Literary Agent Hypothesis
One of my favorite fan fiction thought experiments is what the TV Tropes website refers to as the "Literary Agent Hypothesis". Basically, it's when fan theories propose the possibility that the fiction being presented is actually based on real people and/or events. The person or people publicly acknowledged as responsible for the fiction are really acting as a "literary agent" but beyond the usual agent's tasks of manage and plan they help keep the real life characters that were involved anonymous. This shouldn't be confused with "based on true events". The retelling (or dramatization) is purposely presented as "pure fiction" even though it is not.
Reasons why a real life story would be presented as fictional include:

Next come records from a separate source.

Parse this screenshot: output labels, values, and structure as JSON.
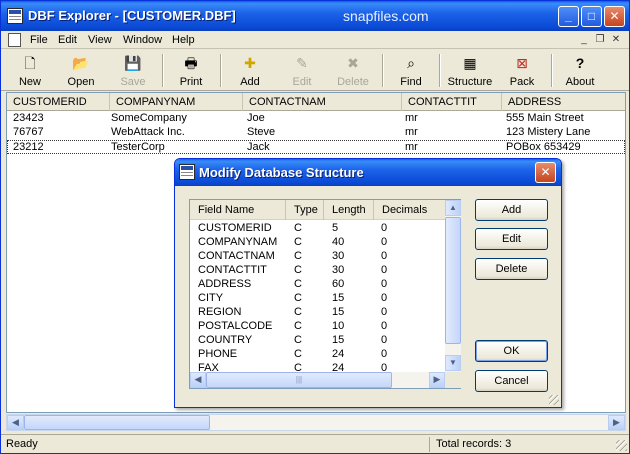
{
  "window": {
    "app_name": "DBF Explorer",
    "title": "DBF Explorer - [CUSTOMER.DBF]",
    "watermark": "snapfiles.com",
    "controls": {
      "minimize": "_",
      "maximize": "□",
      "close": "✕"
    }
  },
  "menu": {
    "items": [
      "File",
      "Edit",
      "View",
      "Window",
      "Help"
    ],
    "mdi_controls": {
      "minimize": "_",
      "restore": "❐",
      "close": "✕"
    }
  },
  "toolbar": {
    "buttons": [
      {
        "label": "New",
        "icon": "new-file-icon",
        "glyph": "🗋",
        "enabled": true
      },
      {
        "label": "Open",
        "icon": "open-folder-icon",
        "glyph": "📂",
        "enabled": true
      },
      {
        "label": "Save",
        "icon": "save-disk-icon",
        "glyph": "💾",
        "enabled": false
      },
      {
        "label": "Print",
        "icon": "printer-icon",
        "glyph": "🖶",
        "enabled": true
      },
      {
        "label": "Add",
        "icon": "add-record-icon",
        "glyph": "✚",
        "enabled": true
      },
      {
        "label": "Edit",
        "icon": "edit-record-icon",
        "glyph": "✎",
        "enabled": false
      },
      {
        "label": "Delete",
        "icon": "delete-record-icon",
        "glyph": "✖",
        "enabled": false
      },
      {
        "label": "Find",
        "icon": "binoculars-icon",
        "glyph": "⌕",
        "enabled": true
      },
      {
        "label": "Structure",
        "icon": "structure-icon",
        "glyph": "▦",
        "enabled": true
      },
      {
        "label": "Pack",
        "icon": "pack-icon",
        "glyph": "⊠",
        "enabled": true
      },
      {
        "label": "About",
        "icon": "help-question-icon",
        "glyph": "?",
        "enabled": true
      }
    ]
  },
  "grid": {
    "columns": [
      "CUSTOMERID",
      "COMPANYNAM",
      "CONTACTNAM",
      "CONTACTTIT",
      "ADDRESS"
    ],
    "rows": [
      [
        "23423",
        "SomeCompany",
        "Joe",
        "mr",
        "555 Main Street"
      ],
      [
        "76767",
        "WebAttack Inc.",
        "Steve",
        "mr",
        "123 Mistery Lane"
      ],
      [
        "23212",
        "TesterCorp",
        "Jack",
        "mr",
        "POBox 653429"
      ]
    ],
    "selected_row": 2
  },
  "status": {
    "left": "Ready",
    "right": "Total records: 3"
  },
  "dialog": {
    "title": "Modify Database Structure",
    "columns": [
      "Field Name",
      "Type",
      "Length",
      "Decimals"
    ],
    "fields": [
      [
        "CUSTOMERID",
        "C",
        "5",
        "0"
      ],
      [
        "COMPANYNAM",
        "C",
        "40",
        "0"
      ],
      [
        "CONTACTNAM",
        "C",
        "30",
        "0"
      ],
      [
        "CONTACTTIT",
        "C",
        "30",
        "0"
      ],
      [
        "ADDRESS",
        "C",
        "60",
        "0"
      ],
      [
        "CITY",
        "C",
        "15",
        "0"
      ],
      [
        "REGION",
        "C",
        "15",
        "0"
      ],
      [
        "POSTALCODE",
        "C",
        "10",
        "0"
      ],
      [
        "COUNTRY",
        "C",
        "15",
        "0"
      ],
      [
        "PHONE",
        "C",
        "24",
        "0"
      ],
      [
        "FAX",
        "C",
        "24",
        "0"
      ]
    ],
    "buttons": {
      "add": "Add",
      "edit": "Edit",
      "delete": "Delete",
      "ok": "OK",
      "cancel": "Cancel"
    },
    "close": "✕"
  },
  "scroll": {
    "left": "◀",
    "right": "▶",
    "up": "▲",
    "down": "▼",
    "grip": "|||"
  },
  "colors": {
    "title_bar": "#0a49d4",
    "accent_border": "#0831d9",
    "face": "#ece9d8",
    "close_button": "#c4441e"
  }
}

Preemptively discrediting witnesses who might disclose the true facts and events. See the Stargate SG-1 example below.
Getting around something sacred such as an oath of secrecy or legal reasons such as a non-disclosure agreement. An example would be the fan theory that J.K. Rowling is Rita Skeeter in real life exposing the true existence of the magic world.
The profit from labeling real events as "fiction" helps to finance further real adventures. Jake Speed and his sidekick are an example of this reason.
Hiding the truth in plain sight for only select people to pick up on. For example, the fan theory that Matt Groening is a time traveler.
Probably the best example of lampshading this idea can be found in Stargate: SG-1. In the Stargate universe there is an in-universe show titled Wormhole X-Treme! that violated national security but the U.S. Air Force embraced the idea after the fact as a way to discredit future leaks about the Stargate program.
The later episodes "Prometheus" and "Citizen Joe" demonstrates the plan didn't quite work out as hoped.
Or maybe it worked out perfectly if the Canadian government really has an alien technology transportation device. Nobody would suspect the Canadians. Stargate SG-1 is filmed in Vancouver about an American secret program in Colorado. Classic misdirection.